Dataset rows for apps and sites
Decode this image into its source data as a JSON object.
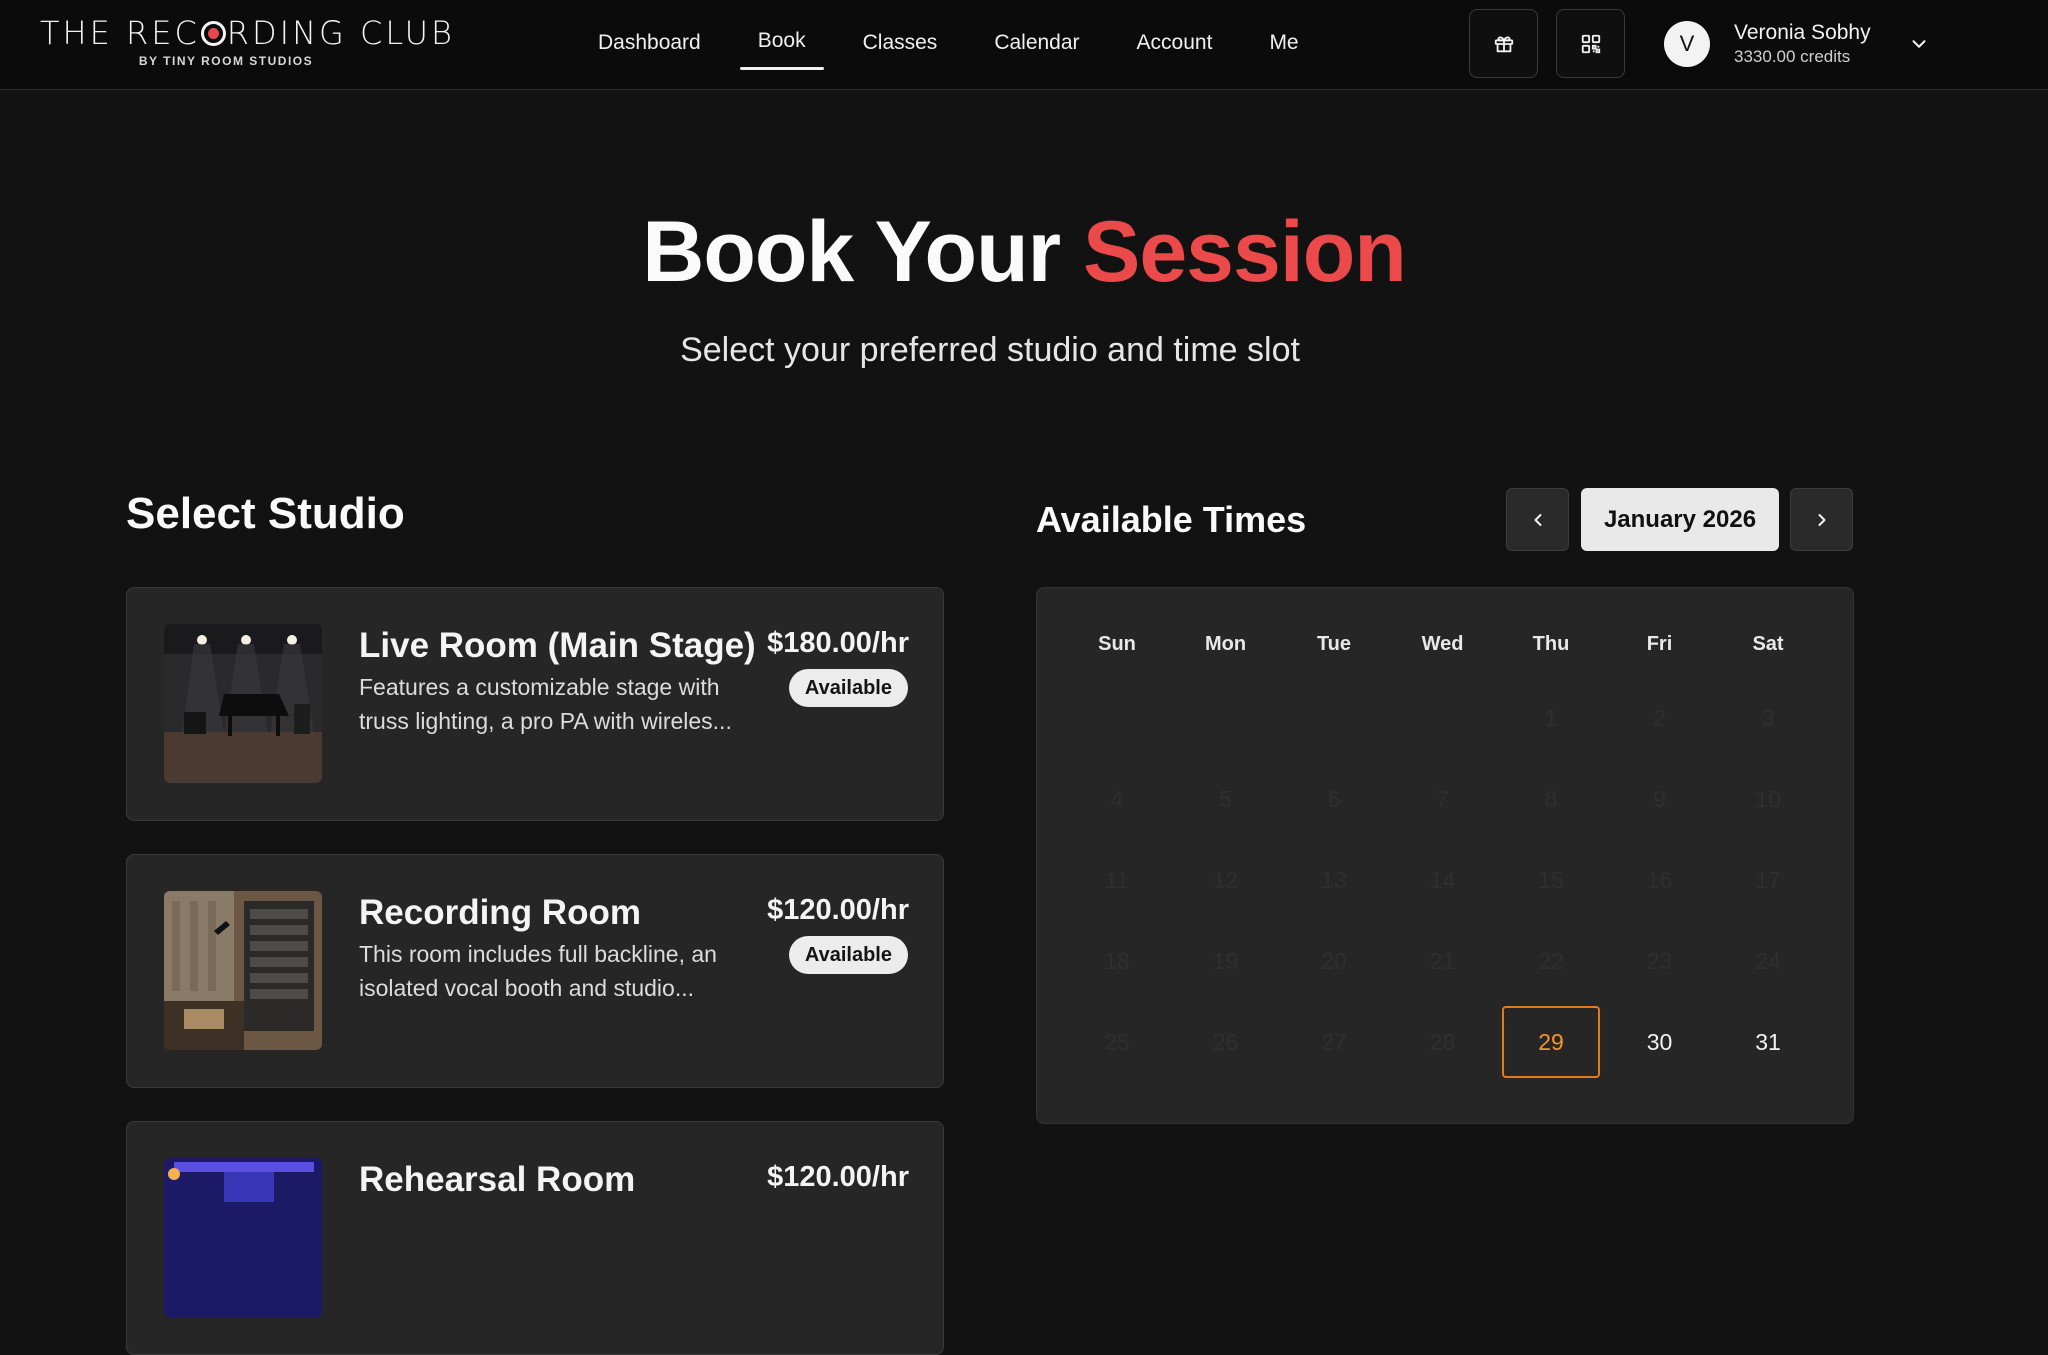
{
  "brand": {
    "name_before": "THE REC",
    "name_after": "RDING CLUB",
    "subtitle": "BY TINY ROOM STUDIOS"
  },
  "nav": {
    "items": [
      {
        "label": "Dashboard",
        "active": false
      },
      {
        "label": "Book",
        "active": true
      },
      {
        "label": "Classes",
        "active": false
      },
      {
        "label": "Calendar",
        "active": false
      },
      {
        "label": "Account",
        "active": false
      },
      {
        "label": "Me",
        "active": false
      }
    ]
  },
  "header_actions": {
    "gift_icon": "gift-icon",
    "qr_icon": "qr-code-icon"
  },
  "user": {
    "initial": "V",
    "name": "Veronia Sobhy",
    "credits": "3330.00 credits"
  },
  "hero": {
    "title_plain": "Book Your ",
    "title_accent": "Session",
    "subtitle": "Select your preferred studio and time slot"
  },
  "studios": {
    "heading": "Select Studio",
    "items": [
      {
        "name": "Live Room (Main Stage)",
        "description": "Features a customizable stage with truss lighting, a pro PA with wireles...",
        "price": "$180.00/hr",
        "status": "Available"
      },
      {
        "name": "Recording Room",
        "description": "This room includes full backline, an isolated vocal booth and studio...",
        "price": "$120.00/hr",
        "status": "Available"
      },
      {
        "name": "Rehearsal Room",
        "description": "",
        "price": "$120.00/hr",
        "status": ""
      }
    ]
  },
  "calendar": {
    "heading": "Available Times",
    "month": "January 2026",
    "prev_icon": "chevron-left-icon",
    "next_icon": "chevron-right-icon",
    "weekdays": [
      "Sun",
      "Mon",
      "Tue",
      "Wed",
      "Thu",
      "Fri",
      "Sat"
    ],
    "first_weekday_index": 4,
    "days_in_month": 31,
    "selected_day": 29,
    "available_days": [
      29,
      30,
      31
    ]
  },
  "colors": {
    "accent_red": "#ec4a4a",
    "selected_orange": "#f3962b",
    "background": "#121212",
    "card": "#262626"
  }
}
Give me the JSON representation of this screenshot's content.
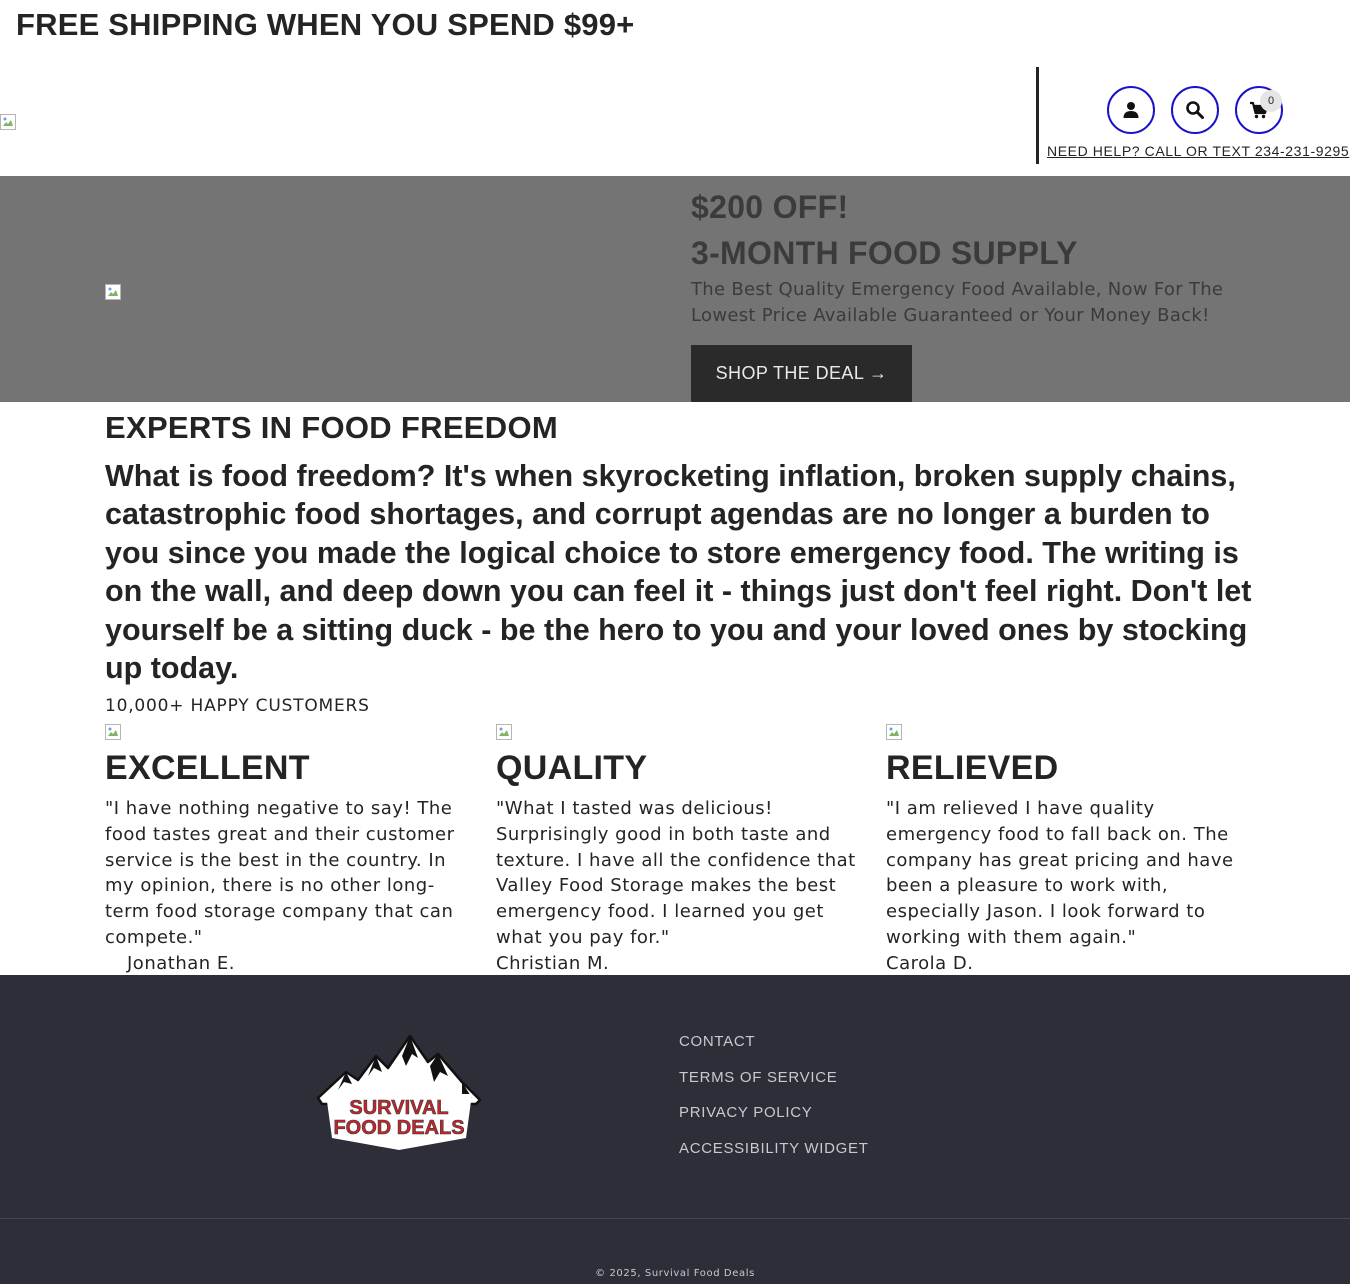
{
  "announcement": {
    "text": "FREE SHIPPING WHEN YOU SPEND $99+"
  },
  "header": {
    "logo_alt": "",
    "icons": {
      "account": "account-icon",
      "search": "search-icon",
      "cart": "cart-icon"
    },
    "cart_count": "0",
    "help_text": "NEED HELP? CALL OR TEXT 234-231-9295",
    "accent_color": "#1a13c9"
  },
  "hero": {
    "title_line1": "$200 OFF!",
    "title_line2": "3-MONTH FOOD SUPPLY",
    "text": "The Best Quality Emergency Food Available, Now For The Lowest Price Available Guaranteed or Your Money Back!",
    "button_label": "SHOP THE DEAL →",
    "background_color": "#747474"
  },
  "experts": {
    "heading": "EXPERTS IN FOOD FREEDOM",
    "body": "What is food freedom? It's when skyrocketing inflation, broken supply chains, catastrophic food shortages, and corrupt agendas are no longer a burden to you since you made the logical choice to store emergency food. The writing is on the wall, and deep down you can feel it - things just don't feel right. Don't let yourself be a sitting duck - be the hero to you and your loved ones by stocking up today.",
    "customers": "10,000+ HAPPY CUSTOMERS"
  },
  "testimonials": [
    {
      "title": "EXCELLENT",
      "quote": "\"I have nothing negative to say! The food tastes great and their customer service is the best in the country. In my opinion, there is no other long-term food storage company that can compete.\"",
      "author": "Jonathan E."
    },
    {
      "title": "QUALITY",
      "quote": "\"What I tasted was delicious! Surprisingly good in both taste and texture. I have all the confidence that Valley Food Storage makes the best emergency food. I learned you get what you pay for.\"",
      "author": "Christian M."
    },
    {
      "title": "RELIEVED",
      "quote": "\"I am relieved I have quality emergency food to fall back on. The company has great pricing and have been a pleasure to work with, especially Jason. I look forward to working with them again.\"",
      "author": "Carola D."
    }
  ],
  "footer": {
    "logo": {
      "line1": "SURVIVAL",
      "line2": "FOOD DEALS",
      "brand_color": "#c4242b"
    },
    "links": [
      "CONTACT",
      "TERMS OF SERVICE",
      "PRIVACY POLICY",
      "ACCESSIBILITY WIDGET"
    ],
    "copyright": "© 2025, Survival Food Deals",
    "background_color": "#2d2e38"
  }
}
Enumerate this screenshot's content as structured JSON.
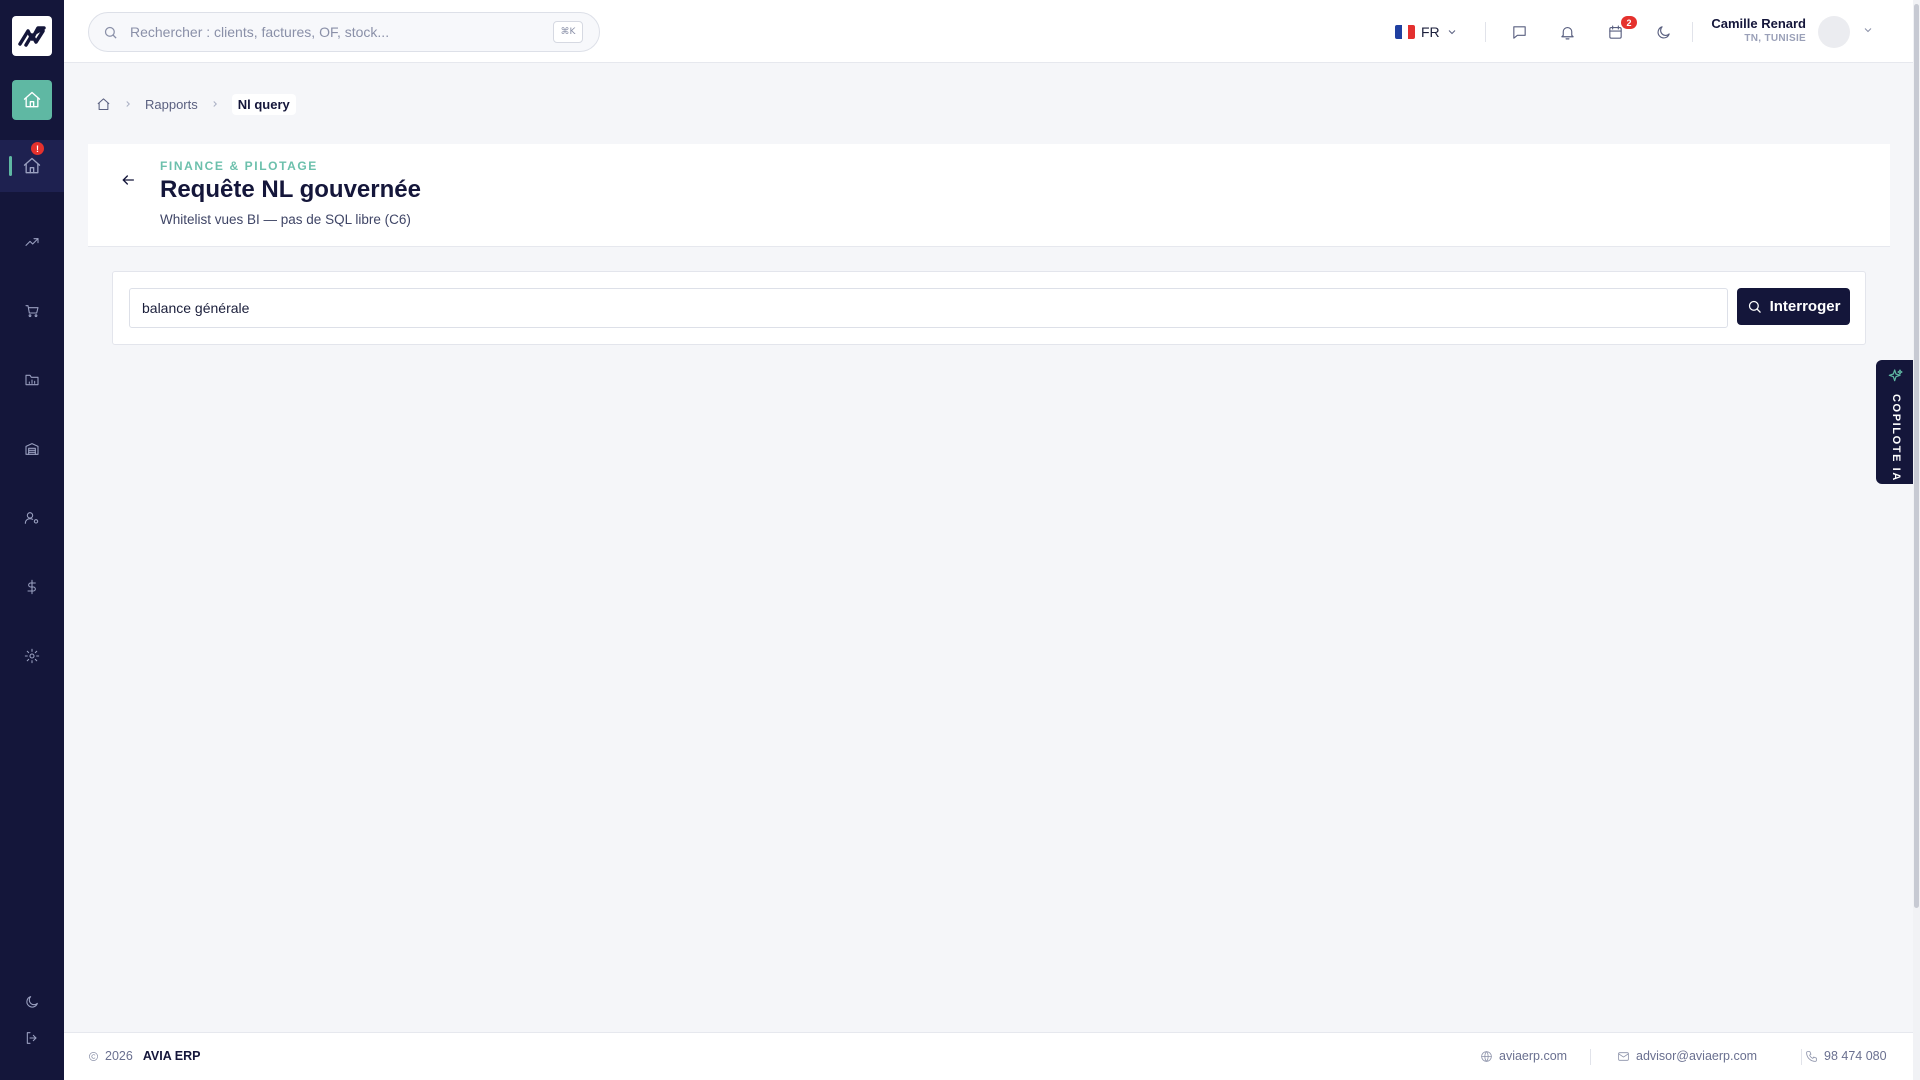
{
  "sidebar": {
    "alert_count": "!",
    "items": [
      {
        "name": "home",
        "icon": "home-icon"
      },
      {
        "name": "home-alert",
        "icon": "home-icon"
      },
      {
        "name": "trends",
        "icon": "trend-up-icon"
      },
      {
        "name": "sales",
        "icon": "cart-icon"
      },
      {
        "name": "files",
        "icon": "folder-icon"
      },
      {
        "name": "warehouse",
        "icon": "warehouse-icon"
      },
      {
        "name": "users",
        "icon": "user-settings-icon"
      },
      {
        "name": "finance",
        "icon": "dollar-icon"
      },
      {
        "name": "settings",
        "icon": "gear-icon"
      }
    ],
    "bottom": [
      {
        "name": "theme",
        "icon": "moon-icon"
      },
      {
        "name": "logout",
        "icon": "logout-icon"
      }
    ]
  },
  "topbar": {
    "search_placeholder": "Rechercher : clients, factures, OF, stock...",
    "search_shortcut": "⌘K",
    "language": "FR",
    "notification_count": "2",
    "user_name": "Camille Renard",
    "user_location": "TN, TUNISIE"
  },
  "breadcrumb": {
    "parent": "Rapports",
    "current": "Nl query"
  },
  "page": {
    "eyebrow": "FINANCE & PILOTAGE",
    "title": "Requête NL gouvernée",
    "subtitle": "Whitelist vues BI — pas de SQL libre (C6)"
  },
  "query": {
    "value": "balance générale",
    "button_label": "Interroger"
  },
  "copilot": {
    "label": "COPILOTE IA"
  },
  "footer": {
    "year": "2026",
    "brand": "AVIA ERP",
    "website": "aviaerp.com",
    "email": "advisor@aviaerp.com",
    "phone": "98 474 080"
  },
  "colors": {
    "sidebar": "#14163a",
    "accent": "#5fb8a3",
    "primary_button": "#14163a",
    "badge": "#e5312d"
  }
}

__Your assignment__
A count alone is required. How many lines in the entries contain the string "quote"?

__Response box__
3